Again, although not a gaming laptop, I just had to test the screen response time, as while playing a game I did notice that it wasn’t looking great, and this is from someone who thinks they aren’t too sensitive to it. The grey-to-grey response time was 34ms on average, but I saw up to 58ms, so yeah not great, but I only noticed it when attempting games so probably not a big deal unless you planned on gaming.
Now for the benchmarking tools, I’ve tested Heaven, Valley, and Superposition from Unigine, as well as Firestrike and Timespy from 3DMar. I’ve used Adobe Premiere to export video at 4K, and the XPS 17 was doing alright here, beating some Ryzen based systems with higher tier graphics options, as the Intel iGPU helps it out. I’ve also tested Premiere but with the Puget systems benchmark which also accounts for things like live playback rather than just export times. Adobe Photoshop was doing better, as this workload typically seems to depend on CPU power more than GPU. Davinci Resolve on the other hand seems to leverage the GPU more, so the XPS 17 is scoring lower compared to most other machines I’ve tested.I’ve also tested SPECviewperf which tests out various professional 3D workloads. I’ve used Crystal Disk Mark to test the storage. The 512GB NVMe M.2 SSD was performing well, and the SD slot was basically maxing out the read speed of my card, however the writes were much lower in comparison. I suppose this is less of an issue though, I presume the majority of people will be using it to dump footage rather than writing to it. The SD card sits most of the way into the laptop, but does not click in.
In the US the XPS 17 starts from $1400 USD, however for the better CPU and graphics that I’ve got it’s $1900, while the fully specced out option is $3000. Here in Australia we’re looking at about $3000 AUD for the entry level model, my spec is $3900 AUD, while the max spec listed here is $5400 AUD and doesn’t even have the 8 core processor or RTX 2060 max-q graphics, so yeah definitely quite expensive. With all of that in mind let’s conclude by summarising the good and bad aspects of the Dell XPS 17 laptop to help you decide if it’s worthwhile.

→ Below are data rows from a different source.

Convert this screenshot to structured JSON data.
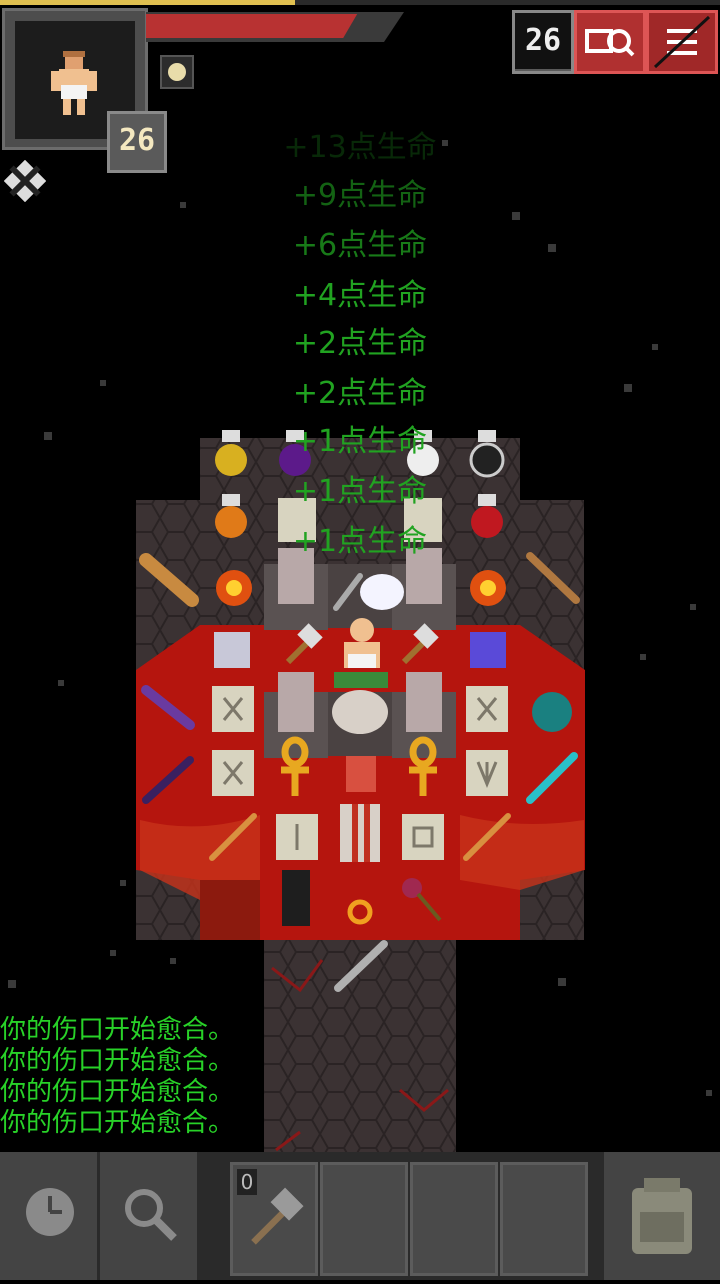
{
  "hud": {
    "hero_level": "26",
    "depth": "26",
    "hp_fraction": 0.88,
    "xp_fraction": 0.41
  },
  "floating_text": [
    "+13点生命",
    "+9点生命",
    "+6点生命",
    "+4点生命",
    "+2点生命",
    "+2点生命",
    "+1点生命",
    "+1点生命",
    "+1点生命"
  ],
  "log": [
    "你的伤口开始愈合。",
    "你的伤口开始愈合。",
    "你的伤口开始愈合。",
    "你的伤口开始愈合。"
  ],
  "quickslot": {
    "count": "0"
  },
  "colors": {
    "heal_text": "#21a321",
    "log_text": "#28d228",
    "hp_bar": "#b83232",
    "xp_bar": "#e0c050",
    "lava": "#b5150e",
    "floor": "#3b3233"
  },
  "icons": {
    "journal": "search-journal-icon",
    "menu": "menu-icon",
    "wait": "clock-icon",
    "search": "magnifier-icon",
    "backpack": "backpack-icon",
    "quickslot_item": "hammer-icon"
  }
}
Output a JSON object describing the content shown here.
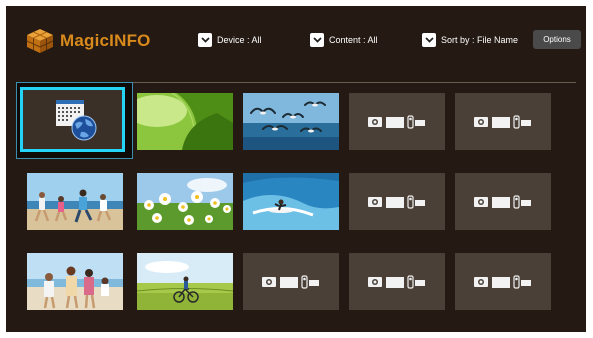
{
  "app": {
    "title": "MagicINFO",
    "logo_icon": "cube-icon",
    "brand_color": "#d98a1c"
  },
  "filters": [
    {
      "label": "Device : All",
      "icon": "chevron-down-icon"
    },
    {
      "label": "Content : All",
      "icon": "chevron-down-icon"
    },
    {
      "label": "Sort by : File Name",
      "icon": "chevron-down-icon"
    }
  ],
  "options_label": "Options",
  "selection_color": "#25d3f7",
  "grid": {
    "rows": [
      [
        {
          "type": "schedule",
          "icon": "calendar-globe-icon",
          "selected": true
        },
        {
          "type": "image",
          "subject": "green leaves"
        },
        {
          "type": "image",
          "subject": "seagulls over sea"
        },
        {
          "type": "placeholder",
          "icons": [
            "photo-icon",
            "video-icon",
            "music-icon"
          ]
        },
        {
          "type": "placeholder",
          "icons": [
            "photo-icon",
            "video-icon",
            "music-icon"
          ]
        }
      ],
      [
        {
          "type": "image",
          "subject": "family running on beach"
        },
        {
          "type": "image",
          "subject": "white daisies"
        },
        {
          "type": "image",
          "subject": "surfer on wave"
        },
        {
          "type": "placeholder",
          "icons": [
            "photo-icon",
            "video-icon",
            "music-icon"
          ]
        },
        {
          "type": "placeholder",
          "icons": [
            "photo-icon",
            "video-icon",
            "music-icon"
          ]
        }
      ],
      [
        {
          "type": "image",
          "subject": "family on beach"
        },
        {
          "type": "image",
          "subject": "cyclist in field"
        },
        {
          "type": "placeholder",
          "icons": [
            "photo-icon",
            "video-icon",
            "music-icon"
          ]
        },
        {
          "type": "placeholder",
          "icons": [
            "photo-icon",
            "video-icon",
            "music-icon"
          ]
        },
        {
          "type": "placeholder",
          "icons": [
            "photo-icon",
            "video-icon",
            "music-icon"
          ]
        }
      ]
    ]
  }
}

Overall I think the XPS 17 is an excellent machine, the build quality is great and the screen looks amazing. By having such thin bezels it’s able to use less space and doesn’t end up too much bigger than some 15” machines, though it is a bit wider, but this allows for front facing speakers that sound fantastic. While it is possible to play games on it, the slow response time doesn’t make this a great experience, but it’s not designed to be a gaming laptop so I can forgive that.
The battery life was great, the keyboard and touchpad worked well, and I thought the performance was reasonable if you consider that Dell are prioritizing a cooler and quieter machine, which seems fair as it’s likely targeted towards professional use, however there is room for some performance mods if you don’t mind running hotter. There were only a few things I didn’t like. The battery drain isn’t great, but may only be noticeable in heavier loads with a higher specced configuration.
Opening the lid was a little awkward due to lack of space to get your finger in. Soldered WiFi isn’t optimal, but at least it’s WiFi 6 so should last for a while yet. It would have been good if undervolting was an option, and although Type-C is clearly the future, depending on your peripherals the I/O might take some getting used to. At least it comes with a dongle though, but I suppose for the price you’d hope so, as the XPS 17 is quite a pricey machine. I can personally live with those things I just mentioned, but when it comes down to it, I wouldn’t personally want to spend this much money for the levels of performance on offer.
The performance isn’t bad or anything, but take Adobe premiere for instance, my older Aero 15x outperforms it so it’s not exactly an upgrade, as good looking as the screen may be. There are cheaper options that perform better, it just comes down to what your priorities are, and price aside, at the end of the day I think the XPS 17 is looking quite solid all things considered. Let me know what you thought about the Dell XPS 17 laptop down in the comments.